This fast-mapping was one of its kind in the canine world and the study came to be famously known as the Rico study.
The Rico study inspired a psychology professor in South Carolina, US, to experiment with language learning skills on his pet border collie.
Amazingly, his dog Chaser created a world record by learning over 1000 words.
Leaving the humans aside, that is the biggest known vocabulary existing in any animal. Chaser not only understood names or nouns, but also verbs, prepositions, and adverbs.
Although many experiments and studies, as discussed above, indicate that dogs have the capacity to understand English, there are still many who would differ.

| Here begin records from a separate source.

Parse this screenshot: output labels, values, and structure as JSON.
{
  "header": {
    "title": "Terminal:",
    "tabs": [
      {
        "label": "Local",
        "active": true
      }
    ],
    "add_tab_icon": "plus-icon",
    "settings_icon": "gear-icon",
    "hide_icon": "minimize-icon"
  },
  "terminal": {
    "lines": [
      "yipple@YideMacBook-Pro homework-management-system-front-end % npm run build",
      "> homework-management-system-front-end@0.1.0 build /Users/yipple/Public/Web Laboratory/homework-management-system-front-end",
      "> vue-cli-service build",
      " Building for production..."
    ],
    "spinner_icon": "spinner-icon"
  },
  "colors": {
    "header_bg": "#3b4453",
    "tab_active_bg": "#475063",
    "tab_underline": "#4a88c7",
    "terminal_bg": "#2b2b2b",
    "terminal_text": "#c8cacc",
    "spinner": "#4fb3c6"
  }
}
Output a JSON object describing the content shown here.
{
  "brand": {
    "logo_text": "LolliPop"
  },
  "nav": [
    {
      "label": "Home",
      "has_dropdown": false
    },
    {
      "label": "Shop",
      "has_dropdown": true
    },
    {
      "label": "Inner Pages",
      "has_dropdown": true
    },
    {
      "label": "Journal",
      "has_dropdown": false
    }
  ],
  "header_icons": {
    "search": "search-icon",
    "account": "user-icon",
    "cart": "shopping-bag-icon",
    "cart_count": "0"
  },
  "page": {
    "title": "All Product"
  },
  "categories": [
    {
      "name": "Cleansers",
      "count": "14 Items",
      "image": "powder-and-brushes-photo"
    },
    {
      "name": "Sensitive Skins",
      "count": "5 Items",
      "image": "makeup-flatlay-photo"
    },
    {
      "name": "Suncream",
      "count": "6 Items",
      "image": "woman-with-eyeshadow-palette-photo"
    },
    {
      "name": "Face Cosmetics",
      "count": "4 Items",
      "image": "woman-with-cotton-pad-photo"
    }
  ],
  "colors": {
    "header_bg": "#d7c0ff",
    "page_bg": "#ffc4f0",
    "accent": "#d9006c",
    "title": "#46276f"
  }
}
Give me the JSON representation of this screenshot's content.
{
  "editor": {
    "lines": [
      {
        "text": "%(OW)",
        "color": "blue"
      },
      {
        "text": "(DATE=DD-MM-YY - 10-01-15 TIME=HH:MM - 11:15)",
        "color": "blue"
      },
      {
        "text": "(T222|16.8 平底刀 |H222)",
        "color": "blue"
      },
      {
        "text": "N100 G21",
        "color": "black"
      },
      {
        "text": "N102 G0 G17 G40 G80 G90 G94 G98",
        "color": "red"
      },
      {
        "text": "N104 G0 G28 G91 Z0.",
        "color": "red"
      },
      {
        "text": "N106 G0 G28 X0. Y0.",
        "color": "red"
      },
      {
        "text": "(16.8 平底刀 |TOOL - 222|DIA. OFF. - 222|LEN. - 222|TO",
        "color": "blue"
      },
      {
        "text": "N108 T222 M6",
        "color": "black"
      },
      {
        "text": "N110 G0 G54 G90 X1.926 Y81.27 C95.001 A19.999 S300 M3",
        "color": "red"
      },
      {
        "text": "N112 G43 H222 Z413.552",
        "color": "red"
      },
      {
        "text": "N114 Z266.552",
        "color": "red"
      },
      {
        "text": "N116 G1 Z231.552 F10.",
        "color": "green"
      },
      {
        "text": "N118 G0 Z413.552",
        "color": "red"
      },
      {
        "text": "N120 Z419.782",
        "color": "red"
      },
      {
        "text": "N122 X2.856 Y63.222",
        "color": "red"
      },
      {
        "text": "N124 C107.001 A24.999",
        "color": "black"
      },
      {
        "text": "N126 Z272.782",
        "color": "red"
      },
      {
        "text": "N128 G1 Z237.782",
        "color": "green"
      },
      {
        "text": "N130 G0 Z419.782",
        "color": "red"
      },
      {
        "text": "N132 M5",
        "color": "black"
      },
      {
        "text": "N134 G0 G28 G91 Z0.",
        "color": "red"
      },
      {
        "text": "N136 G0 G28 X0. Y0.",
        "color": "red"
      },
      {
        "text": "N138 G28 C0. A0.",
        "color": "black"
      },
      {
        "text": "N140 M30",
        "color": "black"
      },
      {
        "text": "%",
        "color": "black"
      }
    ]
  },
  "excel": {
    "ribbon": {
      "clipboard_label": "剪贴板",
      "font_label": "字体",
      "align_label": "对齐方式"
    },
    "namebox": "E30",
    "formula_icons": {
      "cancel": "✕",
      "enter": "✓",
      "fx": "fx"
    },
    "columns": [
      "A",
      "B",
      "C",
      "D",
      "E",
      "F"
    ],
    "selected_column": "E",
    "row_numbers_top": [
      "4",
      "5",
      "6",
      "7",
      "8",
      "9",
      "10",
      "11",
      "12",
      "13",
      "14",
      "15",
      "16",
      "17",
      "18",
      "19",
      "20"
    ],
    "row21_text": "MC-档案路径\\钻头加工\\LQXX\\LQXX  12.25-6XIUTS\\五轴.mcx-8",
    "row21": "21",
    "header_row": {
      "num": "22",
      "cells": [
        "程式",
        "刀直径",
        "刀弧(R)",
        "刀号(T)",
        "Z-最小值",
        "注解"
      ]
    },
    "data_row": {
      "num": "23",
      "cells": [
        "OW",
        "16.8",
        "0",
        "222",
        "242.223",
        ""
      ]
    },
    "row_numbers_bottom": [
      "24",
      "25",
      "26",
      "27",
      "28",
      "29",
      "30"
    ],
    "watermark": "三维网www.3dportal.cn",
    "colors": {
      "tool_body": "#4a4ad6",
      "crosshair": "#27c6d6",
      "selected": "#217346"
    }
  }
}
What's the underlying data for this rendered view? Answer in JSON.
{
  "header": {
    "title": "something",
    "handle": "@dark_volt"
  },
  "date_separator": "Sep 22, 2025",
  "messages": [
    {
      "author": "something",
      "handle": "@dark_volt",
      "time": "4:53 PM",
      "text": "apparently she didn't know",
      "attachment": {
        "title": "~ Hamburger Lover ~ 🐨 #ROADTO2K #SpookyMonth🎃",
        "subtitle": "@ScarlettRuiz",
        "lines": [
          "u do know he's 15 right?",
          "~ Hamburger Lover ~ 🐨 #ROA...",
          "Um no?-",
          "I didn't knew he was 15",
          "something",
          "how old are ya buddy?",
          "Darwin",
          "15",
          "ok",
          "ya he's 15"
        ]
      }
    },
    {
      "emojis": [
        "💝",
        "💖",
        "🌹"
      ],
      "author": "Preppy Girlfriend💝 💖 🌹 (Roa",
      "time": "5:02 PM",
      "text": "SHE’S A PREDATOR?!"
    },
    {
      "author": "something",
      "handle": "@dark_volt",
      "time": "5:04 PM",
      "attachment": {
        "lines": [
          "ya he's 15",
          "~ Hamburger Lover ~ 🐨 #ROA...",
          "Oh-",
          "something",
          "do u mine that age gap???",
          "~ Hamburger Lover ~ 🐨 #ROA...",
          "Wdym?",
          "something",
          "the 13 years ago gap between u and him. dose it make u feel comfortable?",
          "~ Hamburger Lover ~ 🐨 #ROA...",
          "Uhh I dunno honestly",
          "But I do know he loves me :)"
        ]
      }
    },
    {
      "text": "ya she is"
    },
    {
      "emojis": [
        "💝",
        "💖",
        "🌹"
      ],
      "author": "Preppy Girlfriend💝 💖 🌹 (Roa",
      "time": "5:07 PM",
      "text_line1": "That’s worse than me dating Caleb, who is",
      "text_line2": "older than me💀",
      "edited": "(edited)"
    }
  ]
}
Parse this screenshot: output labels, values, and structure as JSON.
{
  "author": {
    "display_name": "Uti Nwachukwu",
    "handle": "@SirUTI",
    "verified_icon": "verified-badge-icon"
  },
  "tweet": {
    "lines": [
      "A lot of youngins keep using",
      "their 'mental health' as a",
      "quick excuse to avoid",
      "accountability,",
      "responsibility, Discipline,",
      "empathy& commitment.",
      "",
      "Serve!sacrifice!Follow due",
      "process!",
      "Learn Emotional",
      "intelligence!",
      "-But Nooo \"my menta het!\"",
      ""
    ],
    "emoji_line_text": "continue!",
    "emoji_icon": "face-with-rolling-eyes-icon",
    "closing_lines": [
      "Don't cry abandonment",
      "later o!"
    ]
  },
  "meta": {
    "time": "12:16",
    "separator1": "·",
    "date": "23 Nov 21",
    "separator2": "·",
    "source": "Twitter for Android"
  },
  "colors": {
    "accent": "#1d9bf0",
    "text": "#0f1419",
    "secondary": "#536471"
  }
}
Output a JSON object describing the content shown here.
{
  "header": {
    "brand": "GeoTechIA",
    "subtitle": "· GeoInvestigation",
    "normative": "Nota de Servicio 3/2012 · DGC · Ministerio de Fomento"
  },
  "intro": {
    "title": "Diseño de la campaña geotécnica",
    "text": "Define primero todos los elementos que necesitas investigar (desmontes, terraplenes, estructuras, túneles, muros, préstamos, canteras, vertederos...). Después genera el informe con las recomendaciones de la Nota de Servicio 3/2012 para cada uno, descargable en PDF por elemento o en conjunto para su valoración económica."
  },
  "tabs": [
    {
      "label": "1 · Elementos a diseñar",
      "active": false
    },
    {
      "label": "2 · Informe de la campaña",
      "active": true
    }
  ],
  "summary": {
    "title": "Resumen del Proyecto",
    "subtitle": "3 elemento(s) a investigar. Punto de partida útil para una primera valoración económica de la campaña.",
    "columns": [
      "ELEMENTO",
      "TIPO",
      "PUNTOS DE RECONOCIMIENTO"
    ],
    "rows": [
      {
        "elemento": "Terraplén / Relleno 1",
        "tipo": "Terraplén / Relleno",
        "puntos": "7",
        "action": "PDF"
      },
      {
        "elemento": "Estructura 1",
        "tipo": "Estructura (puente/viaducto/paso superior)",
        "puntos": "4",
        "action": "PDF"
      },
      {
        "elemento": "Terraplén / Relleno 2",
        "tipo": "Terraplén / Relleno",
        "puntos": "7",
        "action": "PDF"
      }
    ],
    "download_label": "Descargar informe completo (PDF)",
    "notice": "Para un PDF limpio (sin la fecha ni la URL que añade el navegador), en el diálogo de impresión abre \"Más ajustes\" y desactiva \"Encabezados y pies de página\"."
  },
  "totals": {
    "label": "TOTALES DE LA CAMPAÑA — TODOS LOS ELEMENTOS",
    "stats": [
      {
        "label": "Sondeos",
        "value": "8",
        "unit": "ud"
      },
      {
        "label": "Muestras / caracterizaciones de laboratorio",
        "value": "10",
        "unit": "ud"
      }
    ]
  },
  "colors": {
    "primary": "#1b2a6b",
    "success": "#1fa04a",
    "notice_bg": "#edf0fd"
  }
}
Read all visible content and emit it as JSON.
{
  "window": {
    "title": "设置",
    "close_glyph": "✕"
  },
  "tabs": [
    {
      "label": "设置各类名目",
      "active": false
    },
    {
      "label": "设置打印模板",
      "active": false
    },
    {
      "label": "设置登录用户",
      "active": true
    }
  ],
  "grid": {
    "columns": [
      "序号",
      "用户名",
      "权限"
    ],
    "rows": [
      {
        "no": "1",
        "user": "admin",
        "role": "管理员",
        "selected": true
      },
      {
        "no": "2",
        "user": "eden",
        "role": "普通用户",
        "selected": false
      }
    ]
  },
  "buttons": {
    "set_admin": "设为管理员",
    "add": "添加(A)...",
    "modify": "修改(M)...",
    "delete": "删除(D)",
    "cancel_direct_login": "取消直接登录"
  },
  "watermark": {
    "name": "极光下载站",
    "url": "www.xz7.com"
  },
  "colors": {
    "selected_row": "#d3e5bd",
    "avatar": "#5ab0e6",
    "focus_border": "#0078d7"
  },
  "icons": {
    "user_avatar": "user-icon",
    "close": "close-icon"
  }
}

A professor in Ethology and PhD in Evolutionary Biology, Mr. Roger Abrantes, strongly believe that dogs do not understand English or any other language for that matter.
According to him, dogs understand words as sounds and combine it with the tone to form meaning. Tones are important, of course, echoed Abrantes – “we do not need any experiments to verify that.”
His counter logic was that dogs do not understand the meaning of words technically. They look at words as sounds and associate those sounds with certain objects or actions through repetition.
So if a dog is told “go out” or “sit down” repeatedly, it will respond to perform the desired action.
And if you lovingly pat its back and forbid it do something with “Don’t do that buddy”, chances are that your pet pooch will continue doing that because here, the tone is what mattered, combined with the action (pat on the back). Unless you sound firm, they are not able to make sense from just the words “Don’t do that.”
Body language of the speaker, facial expression of the speaker and the tone of spoken words – all these combined have a lasting impact on what meaning the dog derives from words.
As the truth unfolds, the answer to the question “do dogs understand English?” is neither a clear ‘no’, nor a clear ‘yes’.
Of course, they communicate with us and can follow our instructions well, but it may perhaps be more out of sound-to-action association than out of actual language acquisition.
Having said that, it is also true that some dogs have more language understanding skills than the rest.
For example, border collies have, so far, been found to be the smartest of all dogs with huge communication and learning abilities.
Therefore, instead of trying to arrive at a more definite answer, why not check with your dog yourself?
Of course, it will understand you, but is it really understanding the language or just decoding the sound-object or sound-action associations continuously?
It is for you to find out. You are the best judge. So, good luck with your canine curiosity!